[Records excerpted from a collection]

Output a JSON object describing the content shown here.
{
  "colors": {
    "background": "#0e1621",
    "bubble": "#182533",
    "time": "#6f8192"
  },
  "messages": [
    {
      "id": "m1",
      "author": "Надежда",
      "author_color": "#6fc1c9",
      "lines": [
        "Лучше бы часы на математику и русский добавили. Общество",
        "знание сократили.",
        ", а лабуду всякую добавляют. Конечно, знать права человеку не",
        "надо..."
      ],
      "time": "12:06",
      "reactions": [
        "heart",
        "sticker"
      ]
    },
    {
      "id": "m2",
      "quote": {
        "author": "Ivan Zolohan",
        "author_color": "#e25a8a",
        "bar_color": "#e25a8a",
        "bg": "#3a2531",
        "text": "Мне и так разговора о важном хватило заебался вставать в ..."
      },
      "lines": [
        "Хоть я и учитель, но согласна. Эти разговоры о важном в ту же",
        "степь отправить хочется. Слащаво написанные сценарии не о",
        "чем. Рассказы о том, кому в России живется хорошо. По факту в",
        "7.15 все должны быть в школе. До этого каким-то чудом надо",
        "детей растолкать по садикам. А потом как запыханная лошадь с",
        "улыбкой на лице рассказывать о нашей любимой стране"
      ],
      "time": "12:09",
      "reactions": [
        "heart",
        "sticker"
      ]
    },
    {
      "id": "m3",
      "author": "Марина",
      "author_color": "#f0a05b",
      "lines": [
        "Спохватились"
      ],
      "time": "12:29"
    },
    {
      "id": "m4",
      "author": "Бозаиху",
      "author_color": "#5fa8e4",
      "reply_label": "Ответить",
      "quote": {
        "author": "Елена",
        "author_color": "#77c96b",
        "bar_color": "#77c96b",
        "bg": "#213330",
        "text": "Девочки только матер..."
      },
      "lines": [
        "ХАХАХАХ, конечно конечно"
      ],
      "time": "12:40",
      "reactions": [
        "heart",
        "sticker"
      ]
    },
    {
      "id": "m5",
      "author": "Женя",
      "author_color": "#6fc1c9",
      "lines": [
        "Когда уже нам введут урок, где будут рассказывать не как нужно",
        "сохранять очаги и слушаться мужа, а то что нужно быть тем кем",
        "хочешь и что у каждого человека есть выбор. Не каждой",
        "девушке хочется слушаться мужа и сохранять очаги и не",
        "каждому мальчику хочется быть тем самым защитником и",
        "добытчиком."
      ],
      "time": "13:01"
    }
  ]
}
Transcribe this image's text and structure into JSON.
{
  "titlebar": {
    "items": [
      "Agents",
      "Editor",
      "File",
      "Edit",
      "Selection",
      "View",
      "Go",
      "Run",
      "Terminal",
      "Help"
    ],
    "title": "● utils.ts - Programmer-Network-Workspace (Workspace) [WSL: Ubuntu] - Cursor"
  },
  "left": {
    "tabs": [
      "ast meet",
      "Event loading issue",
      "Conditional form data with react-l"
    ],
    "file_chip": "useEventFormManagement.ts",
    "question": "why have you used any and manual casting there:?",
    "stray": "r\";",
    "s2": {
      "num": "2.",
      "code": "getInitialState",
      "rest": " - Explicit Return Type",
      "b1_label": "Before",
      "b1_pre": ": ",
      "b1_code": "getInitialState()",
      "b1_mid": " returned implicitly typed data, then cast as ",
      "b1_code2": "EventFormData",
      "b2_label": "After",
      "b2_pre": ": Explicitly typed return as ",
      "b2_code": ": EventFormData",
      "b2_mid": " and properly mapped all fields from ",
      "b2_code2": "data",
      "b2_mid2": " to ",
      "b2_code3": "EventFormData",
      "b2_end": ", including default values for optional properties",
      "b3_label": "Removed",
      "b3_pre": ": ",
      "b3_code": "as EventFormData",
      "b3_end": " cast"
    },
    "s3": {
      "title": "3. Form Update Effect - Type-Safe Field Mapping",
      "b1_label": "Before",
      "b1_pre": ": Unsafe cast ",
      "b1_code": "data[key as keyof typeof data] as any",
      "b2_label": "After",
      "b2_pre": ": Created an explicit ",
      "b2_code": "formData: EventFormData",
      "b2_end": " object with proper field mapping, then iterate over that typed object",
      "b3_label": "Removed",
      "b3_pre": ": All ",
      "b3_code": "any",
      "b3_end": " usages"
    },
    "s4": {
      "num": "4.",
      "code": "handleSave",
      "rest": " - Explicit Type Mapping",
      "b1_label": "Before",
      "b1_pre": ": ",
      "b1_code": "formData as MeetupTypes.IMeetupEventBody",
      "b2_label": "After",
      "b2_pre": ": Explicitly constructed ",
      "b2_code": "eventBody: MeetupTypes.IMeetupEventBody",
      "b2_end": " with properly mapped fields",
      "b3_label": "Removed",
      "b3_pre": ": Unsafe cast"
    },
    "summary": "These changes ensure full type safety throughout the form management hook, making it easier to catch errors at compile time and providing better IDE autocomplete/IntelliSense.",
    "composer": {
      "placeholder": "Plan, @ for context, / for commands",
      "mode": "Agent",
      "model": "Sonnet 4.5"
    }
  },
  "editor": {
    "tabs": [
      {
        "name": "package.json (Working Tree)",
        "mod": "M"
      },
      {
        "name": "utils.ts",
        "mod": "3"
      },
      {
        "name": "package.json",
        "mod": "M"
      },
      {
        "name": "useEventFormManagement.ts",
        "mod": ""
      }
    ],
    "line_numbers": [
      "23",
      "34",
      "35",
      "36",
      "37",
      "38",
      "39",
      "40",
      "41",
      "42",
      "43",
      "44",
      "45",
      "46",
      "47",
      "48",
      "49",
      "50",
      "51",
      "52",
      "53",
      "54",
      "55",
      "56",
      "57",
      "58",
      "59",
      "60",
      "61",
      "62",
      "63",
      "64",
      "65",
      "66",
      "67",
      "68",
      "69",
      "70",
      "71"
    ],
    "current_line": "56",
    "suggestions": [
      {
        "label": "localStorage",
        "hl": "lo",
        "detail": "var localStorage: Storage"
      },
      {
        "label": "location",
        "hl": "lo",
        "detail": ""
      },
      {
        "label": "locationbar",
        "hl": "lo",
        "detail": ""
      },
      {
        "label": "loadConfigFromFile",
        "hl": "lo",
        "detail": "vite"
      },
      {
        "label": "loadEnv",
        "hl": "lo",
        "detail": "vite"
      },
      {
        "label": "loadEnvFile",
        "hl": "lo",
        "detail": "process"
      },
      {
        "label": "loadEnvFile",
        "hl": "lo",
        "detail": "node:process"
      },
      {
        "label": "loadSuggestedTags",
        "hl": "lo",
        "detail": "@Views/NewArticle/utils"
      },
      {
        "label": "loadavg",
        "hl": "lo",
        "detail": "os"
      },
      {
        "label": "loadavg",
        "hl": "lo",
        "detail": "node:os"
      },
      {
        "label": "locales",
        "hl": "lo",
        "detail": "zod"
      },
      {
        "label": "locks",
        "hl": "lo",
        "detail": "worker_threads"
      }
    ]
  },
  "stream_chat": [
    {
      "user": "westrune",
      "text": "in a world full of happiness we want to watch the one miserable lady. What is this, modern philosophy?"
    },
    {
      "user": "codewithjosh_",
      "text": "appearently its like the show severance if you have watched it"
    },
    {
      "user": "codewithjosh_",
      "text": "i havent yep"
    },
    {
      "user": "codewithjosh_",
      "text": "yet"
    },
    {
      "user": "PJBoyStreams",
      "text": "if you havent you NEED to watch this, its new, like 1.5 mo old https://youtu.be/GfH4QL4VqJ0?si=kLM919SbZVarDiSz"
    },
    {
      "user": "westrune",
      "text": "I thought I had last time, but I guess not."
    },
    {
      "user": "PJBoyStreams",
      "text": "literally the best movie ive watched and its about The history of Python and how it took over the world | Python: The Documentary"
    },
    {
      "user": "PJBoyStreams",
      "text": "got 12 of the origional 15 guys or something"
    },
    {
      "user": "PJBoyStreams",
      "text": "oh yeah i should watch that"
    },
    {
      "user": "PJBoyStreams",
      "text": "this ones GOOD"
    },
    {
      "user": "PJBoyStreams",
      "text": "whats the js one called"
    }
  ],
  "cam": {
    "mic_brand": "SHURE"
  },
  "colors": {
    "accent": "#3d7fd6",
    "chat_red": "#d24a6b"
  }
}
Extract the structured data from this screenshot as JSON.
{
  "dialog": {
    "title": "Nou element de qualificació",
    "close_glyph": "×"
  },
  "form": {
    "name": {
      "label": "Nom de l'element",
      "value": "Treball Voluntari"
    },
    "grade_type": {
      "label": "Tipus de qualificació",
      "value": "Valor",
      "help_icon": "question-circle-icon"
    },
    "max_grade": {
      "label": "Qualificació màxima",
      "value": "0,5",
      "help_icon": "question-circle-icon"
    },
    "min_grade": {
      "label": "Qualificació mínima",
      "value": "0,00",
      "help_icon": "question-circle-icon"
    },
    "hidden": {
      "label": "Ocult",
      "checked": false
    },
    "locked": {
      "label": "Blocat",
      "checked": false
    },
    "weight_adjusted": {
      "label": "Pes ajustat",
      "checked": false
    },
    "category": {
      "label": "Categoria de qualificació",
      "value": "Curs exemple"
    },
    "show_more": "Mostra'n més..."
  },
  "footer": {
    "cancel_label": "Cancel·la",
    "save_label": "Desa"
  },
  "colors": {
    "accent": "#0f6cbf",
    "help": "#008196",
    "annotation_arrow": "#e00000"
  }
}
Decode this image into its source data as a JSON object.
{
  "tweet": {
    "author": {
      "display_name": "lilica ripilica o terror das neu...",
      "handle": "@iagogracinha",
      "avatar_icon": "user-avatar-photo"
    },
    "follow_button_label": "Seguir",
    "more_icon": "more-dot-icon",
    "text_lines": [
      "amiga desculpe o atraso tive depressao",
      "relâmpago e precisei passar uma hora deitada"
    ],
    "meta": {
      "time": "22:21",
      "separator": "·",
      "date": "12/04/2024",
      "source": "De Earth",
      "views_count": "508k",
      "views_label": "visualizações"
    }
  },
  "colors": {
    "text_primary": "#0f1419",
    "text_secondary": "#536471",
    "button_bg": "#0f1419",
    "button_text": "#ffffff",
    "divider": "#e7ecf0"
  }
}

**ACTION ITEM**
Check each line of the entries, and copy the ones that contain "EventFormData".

**YOUR SOLUTION**
      "b1_code2": "EventFormData",
      "b2_code": ": EventFormData",
      "b2_code3": "EventFormData",
      "b3_code": "as EventFormData",
      "b2_code": "formData: EventFormData",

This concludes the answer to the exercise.